He was demanding, but inspiring too. He took his young proteges everywhere: If Mortier was meeting with important artists, he’d say, “Tag along, I’m going to introduce you.” He encouraged us to develop our own relationships. Looking back, that was probably the most important thing that he did for me as a young person working in opera.
In the 10 years I worked for Mortier, I spent a good deal of time as an artistic administrator, which meant I had my hands in a bit of everything—theatre, dance, opera and music. In 2004, I became the casting director for the Opéra National de Paris and my focus became opera exclusively.
OPERA IS TIMELESS
The thing that attracts me to opera the most, is its ability to address the timeless issues of humankind. Developing an opera takes so long, that you can’t tell a story of a specific time, because it’ll be irrelevant by the time the opera’s ready to be performed. You need to look at the big themes of the human condition and bring them alive by re-creating them through a contemporary lens.
This year, at the Canadian Opera Company, we’re debuting Hadrian, a story about an older gay man in a dead-end marriage who has a passionate love affair with a younger man. It’s two-thousand years old and yet still resonates, because the questions it raises about love, homosexuality, marriage, and identity have not gone away.

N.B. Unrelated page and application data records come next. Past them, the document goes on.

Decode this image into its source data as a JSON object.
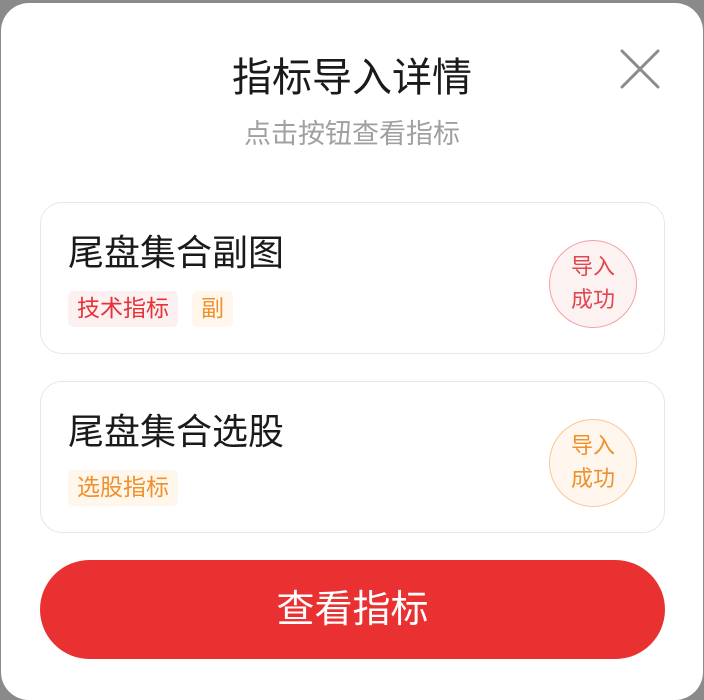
{
  "dialog": {
    "title": "指标导入详情",
    "subtitle": "点击按钮查看指标",
    "close_icon": "close-icon"
  },
  "indicators": [
    {
      "name": "尾盘集合副图",
      "tags": [
        "技术指标",
        "副"
      ],
      "status": [
        "导入",
        "成功"
      ],
      "accent": "#e63238"
    },
    {
      "name": "尾盘集合选股",
      "tags": [
        "选股指标"
      ],
      "status": [
        "导入",
        "成功"
      ],
      "accent": "#f0902b"
    }
  ],
  "actions": {
    "view_label": "查看指标"
  },
  "colors": {
    "primary": "#ea3132",
    "tag_red": "#e63238",
    "tag_orange": "#f0902b",
    "subtitle": "#a0a0a0"
  }
}
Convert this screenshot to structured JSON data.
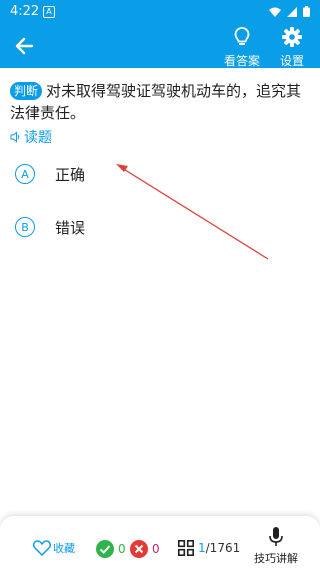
{
  "status_bar": {
    "time": "4:22",
    "notification_glyph": "A"
  },
  "app_bar": {
    "back_icon": "arrow-left-icon",
    "actions": [
      {
        "label": "看答案",
        "icon": "lightbulb-icon"
      },
      {
        "label": "设置",
        "icon": "gear-icon"
      }
    ],
    "background": "#0a9de8"
  },
  "question": {
    "type_badge": "判断",
    "text": "对未取得驾驶证驾驶机动车的，追究其法律责任。",
    "read_label": "读题",
    "options": [
      {
        "letter": "A",
        "text": "正确"
      },
      {
        "letter": "B",
        "text": "错误"
      }
    ]
  },
  "bottom_bar": {
    "favorite_label": "收藏",
    "correct_count": "0",
    "wrong_count": "0",
    "current_index": "1",
    "total": "/1761",
    "tips_label": "技巧讲解"
  },
  "colors": {
    "accent": "#0a9de8",
    "correct": "#2fb34a",
    "wrong": "#e53935",
    "annotation": "#e0403a"
  }
}
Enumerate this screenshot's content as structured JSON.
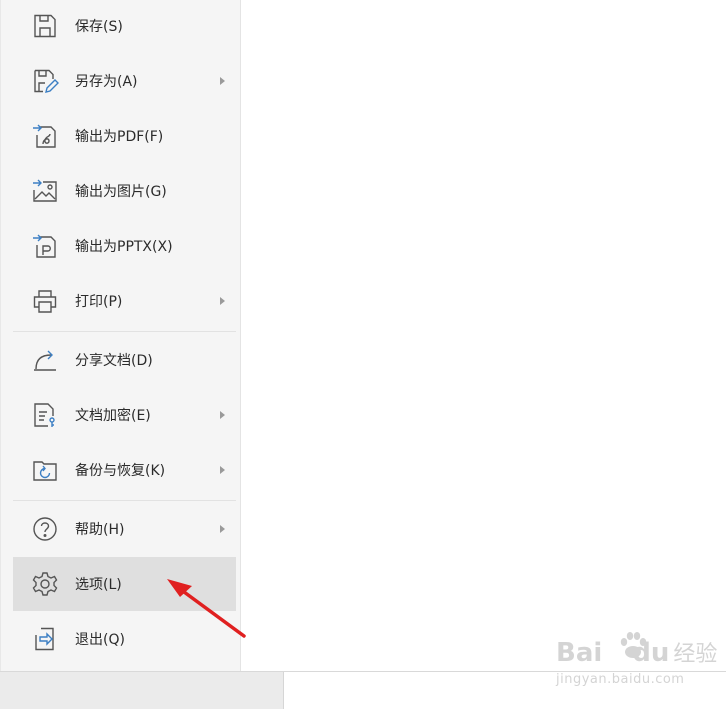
{
  "menu": {
    "items": [
      {
        "id": "save",
        "label": "保存(S)",
        "icon": "save-icon",
        "submenu": false
      },
      {
        "id": "save-as",
        "label": "另存为(A)",
        "icon": "save-as-icon",
        "submenu": true
      },
      {
        "id": "export-pdf",
        "label": "输出为PDF(F)",
        "icon": "export-pdf-icon",
        "submenu": false
      },
      {
        "id": "export-image",
        "label": "输出为图片(G)",
        "icon": "export-image-icon",
        "submenu": false
      },
      {
        "id": "export-pptx",
        "label": "输出为PPTX(X)",
        "icon": "export-pptx-icon",
        "submenu": false
      },
      {
        "id": "print",
        "label": "打印(P)",
        "icon": "printer-icon",
        "submenu": true
      },
      {
        "id": "share",
        "label": "分享文档(D)",
        "icon": "share-icon",
        "submenu": false
      },
      {
        "id": "encrypt",
        "label": "文档加密(E)",
        "icon": "document-lock-icon",
        "submenu": true
      },
      {
        "id": "backup",
        "label": "备份与恢复(K)",
        "icon": "backup-restore-icon",
        "submenu": true
      },
      {
        "id": "help",
        "label": "帮助(H)",
        "icon": "help-icon",
        "submenu": true
      },
      {
        "id": "options",
        "label": "选项(L)",
        "icon": "gear-icon",
        "submenu": false,
        "selected": true
      },
      {
        "id": "exit",
        "label": "退出(Q)",
        "icon": "exit-icon",
        "submenu": false
      }
    ]
  },
  "watermark": {
    "brand": "Bai",
    "brand2": "du",
    "brand3": "经验",
    "sub": "jingyan.baidu.com"
  },
  "colors": {
    "menu_bg": "#f5f5f5",
    "selected_bg": "#dfdfdf",
    "text": "#2b2b2b",
    "icon": "#555555",
    "annotation": "#e02020"
  }
}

The opera is a place for the audience to form an opinion and draw their own conclusions. No opera is put on to throw ideas onto its audiences laps, nor is there one way to interpret an opera. Theatre was invented in Ancient Greece about two-and-a-half-thousand years ago for this purpose: to bring people together to look at art that deals with societal issues. When the Athenians invented theatre, they knew very well that subjects, which are notoriously hard for society to deal with, become, when put in the realm of art, possible to address.
OPERANATION: BRIDGING THE GAP BETWEEN MILLENNIALS AND OPERA
Fourteen years ago we designed Operanation with the intent to build a bridge for the younger crowd, not only to the art form, but to its home in Toronto: the Canadian Opera Company. It’s a party that’s about sharing the story of the COC. We invite the younger set to experience what we have to offer for themselves, so they can build their own opinions thereafter.
Once we get people in the doors, they tend to come back. Operanation is also an opportunity to address the high price point and barrier to entry, which is another misconception about opera. We have $12.00 tickets—that’s cheaper than movie tickets. We also have programs for those under 30, where tickets are reduced to twenty two dollars or less if bought in a bundle. We’ve done this to ensure there’s no financial burden associated with dipping your toes into opera, particularly for the young audiences that are so integral to this art form and its future. We need youth to be involved to refresh our perspective.
As for the question of whether opera will survive, I believe it will. After all, it’s been around for 400 years, why should it disappear now?